I’m working on a short story like this. It’s been workshopped and edited and now I am writing the rewrite. This idea is so perfect because I know the novel of which it is the end.

A fellow student

I really enjoyed this lesson - Neil is such an inspiring tutor and he presents each topic so simply and clearly. I have struggled reading literary short stories as they often seem to pose too many questions and require the reader to guess and think at what their meaning might be. Call me lazy but I find that too much hard work! I want a short story to be exactly that - complete, finished, resolved, so I love the idea of approaching short fiction as the final chapter of a novel. In the Saint Nick example here I could pinpoint the exact moment where the penny dropped for me and I understood who the character was. I'd be interested to hear if others think this is something that happens in all good short fiction - is there always something that the reader has to work out for themselves? Could anyone give me any other examples to try, perhaps of more genre based short fiction collections?

Mike C.

I enjoyed the subverting of the norm in Nicholas Was... and I found this session to be one of the most inspiring by far.

Tom M.

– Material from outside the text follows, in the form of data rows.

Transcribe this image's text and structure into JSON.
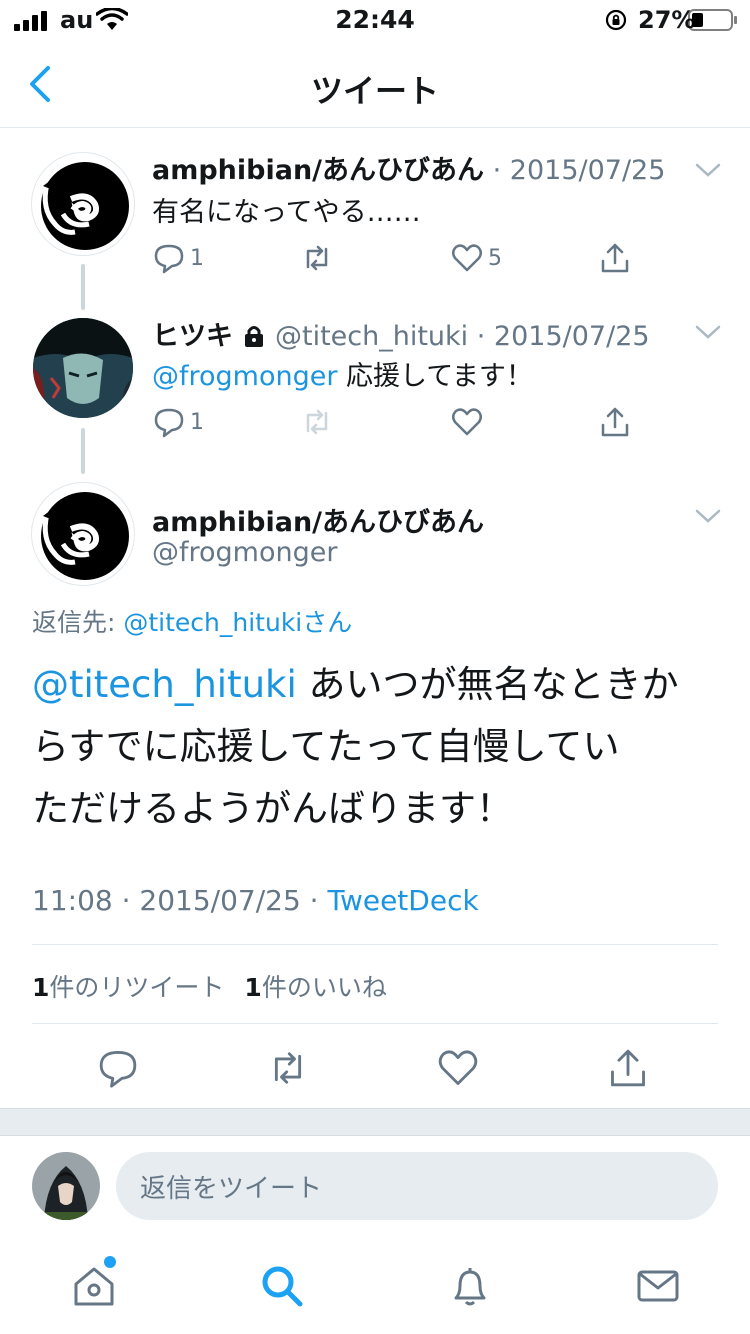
{
  "status_bar": {
    "carrier": "au",
    "time": "22:44",
    "battery": "27%"
  },
  "nav": {
    "title": "ツイート"
  },
  "thread": [
    {
      "name": "amphibian/あんひびあん",
      "meta": " · 2015/07/25",
      "text": "有名になってやる……",
      "reply_count": "1",
      "retweet_count": "",
      "like_count": "5"
    },
    {
      "name": "ヒツキ",
      "meta": " @titech_hituki · 2015/07/25",
      "mention": "@frogmonger",
      "text": " 応援してます！",
      "reply_count": "1",
      "retweet_count": "",
      "like_count": ""
    }
  ],
  "main_tweet": {
    "name": "amphibian/あんひびあん",
    "handle": "@frogmonger",
    "reply_to_label": "返信先: ",
    "reply_to_user": "@titech_hitukiさん",
    "mention": "@titech_hituki",
    "line1": " あいつが無名なときか",
    "line2": "らすでに応援してたって自慢してい",
    "line3": "ただけるようがんばります！",
    "time": "11:08 · 2015/07/25 · ",
    "source": "TweetDeck",
    "retweet_count": "1",
    "retweet_label": "件のリツイート",
    "like_count": "1",
    "like_label": "件のいいね"
  },
  "composer": {
    "placeholder": "返信をツイート"
  },
  "colors": {
    "link": "#1b95e0",
    "accent": "#1da1f2",
    "muted": "#657786"
  },
  "icons": [
    "back-chevron-icon",
    "reply-icon",
    "retweet-icon",
    "like-icon",
    "share-icon",
    "lock-icon",
    "home-icon",
    "search-icon",
    "notifications-icon",
    "messages-icon"
  ]
}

This is magic. I loved this lesson so much I grabbed a pen and just scribbled out my own 100 word story, it's a blatant imitation as you suggested and I hope you don't take offense into seeing it here. I'm new to writing - this is my first day since school (I'm now 33 and left at 16). I've just booked tickets to see you in London too! Stoked! Berkley was... a dark soul. Black as his keeper desired. He lived to serve. Stolen as a new-born he has but fleeting memories of his family. Destined for a life of forced companionship, driven by carnal desires of the stomach and loins, he envies those freer folks he shares brief sensual encounters with upon twice-daily forays into familiar ‘adventure’. Taught tricks of the trade by his jailer to impress folk he’s paraded before, a bond formed, a reliance between them: A De Clarambault’s-esq adoration of his captors every obscure gesture. Stockholm syndrome ridden Berkley rarely voice’s his lament with a single, guttural word… Woof!

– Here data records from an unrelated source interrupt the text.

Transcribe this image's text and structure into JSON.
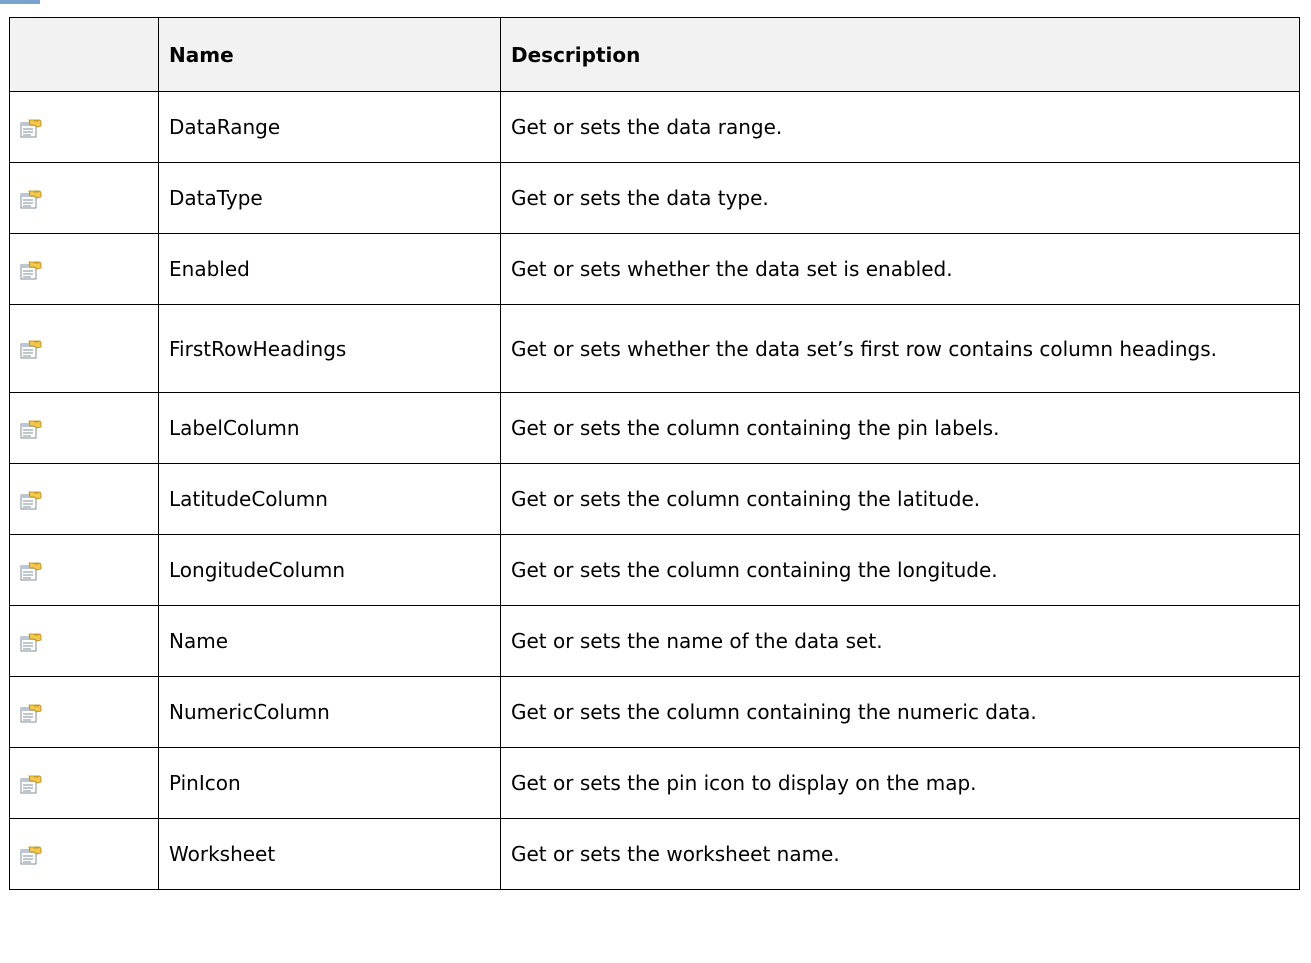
{
  "table": {
    "headers": {
      "icon": "",
      "name": "Name",
      "description": "Description"
    },
    "rows": [
      {
        "icon": "property-icon",
        "name": "DataRange",
        "description": "Get or sets the data range."
      },
      {
        "icon": "property-icon",
        "name": "DataType",
        "description": "Get or sets the data type."
      },
      {
        "icon": "property-icon",
        "name": "Enabled",
        "description": "Get or sets whether the data set is enabled."
      },
      {
        "icon": "property-icon",
        "name": "FirstRowHeadings",
        "description": "Get or sets whether the data set’s first row contains column headings."
      },
      {
        "icon": "property-icon",
        "name": "LabelColumn",
        "description": "Get or sets the column containing the pin labels."
      },
      {
        "icon": "property-icon",
        "name": "LatitudeColumn",
        "description": "Get or sets the column containing the latitude."
      },
      {
        "icon": "property-icon",
        "name": "LongitudeColumn",
        "description": "Get or sets the column containing the longitude."
      },
      {
        "icon": "property-icon",
        "name": "Name",
        "description": "Get or sets the name of the data set."
      },
      {
        "icon": "property-icon",
        "name": "NumericColumn",
        "description": "Get or sets the column containing the numeric data."
      },
      {
        "icon": "property-icon",
        "name": "PinIcon",
        "description": "Get or sets the pin icon to display on the map."
      },
      {
        "icon": "property-icon",
        "name": "Worksheet",
        "description": "Get or sets the worksheet name."
      }
    ]
  },
  "colors": {
    "header_text": "#6b6b6b",
    "header_bg": "#f2f2f2",
    "border": "#000000",
    "accent": "#4f81bd"
  }
}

This lesson helped me realize one of the reasons I'm struggling with my writing. I've been so focused on what I've already come up with, I haven't given myself room to allow new ideas to enter. This was incredibly helpful. Thank you :)

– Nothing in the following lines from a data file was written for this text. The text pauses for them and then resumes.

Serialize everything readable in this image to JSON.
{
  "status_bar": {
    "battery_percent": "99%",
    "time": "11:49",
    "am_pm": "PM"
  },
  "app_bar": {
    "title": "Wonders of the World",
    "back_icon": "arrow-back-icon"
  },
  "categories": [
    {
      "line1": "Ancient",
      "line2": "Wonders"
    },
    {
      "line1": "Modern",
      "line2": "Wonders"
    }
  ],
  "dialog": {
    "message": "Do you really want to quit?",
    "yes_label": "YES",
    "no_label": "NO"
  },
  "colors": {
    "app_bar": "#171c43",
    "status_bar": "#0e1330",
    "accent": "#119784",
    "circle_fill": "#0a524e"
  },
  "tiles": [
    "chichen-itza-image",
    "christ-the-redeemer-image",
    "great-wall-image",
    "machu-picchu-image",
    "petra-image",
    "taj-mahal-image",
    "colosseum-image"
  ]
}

Joni W.

I like this idea of the story being the last chapter, the unraveling. Very helpful!

William D.

WOW - The difference that quality makes in the educational pursuit of honing the writing/storytelling skill. I really appreciate Mr. Gaiman's easy, low-stress approach to the craft of which he IS a master. So thankful that he is willing to share his hard-earned insights. As much as I have dug deep into the how-to and why for in writing, this is something different - this is the soul of writing, not just structure. This has been so worth the investment of time and money to attend these excellent classes.

Bruce S.

I write flash fiction and short stories since generally I don't have time to keep a novel length story going. I hate to admit it, but I I lose my place. Gaiman's flash fiction story about St. Nick screamed of a wonderful alternative viewpoint with St. Nick as a victim. Loved it.

A fellow student

Mr Gaiman, so inspiring. I just have to listen, a little, and the ideas start to flow.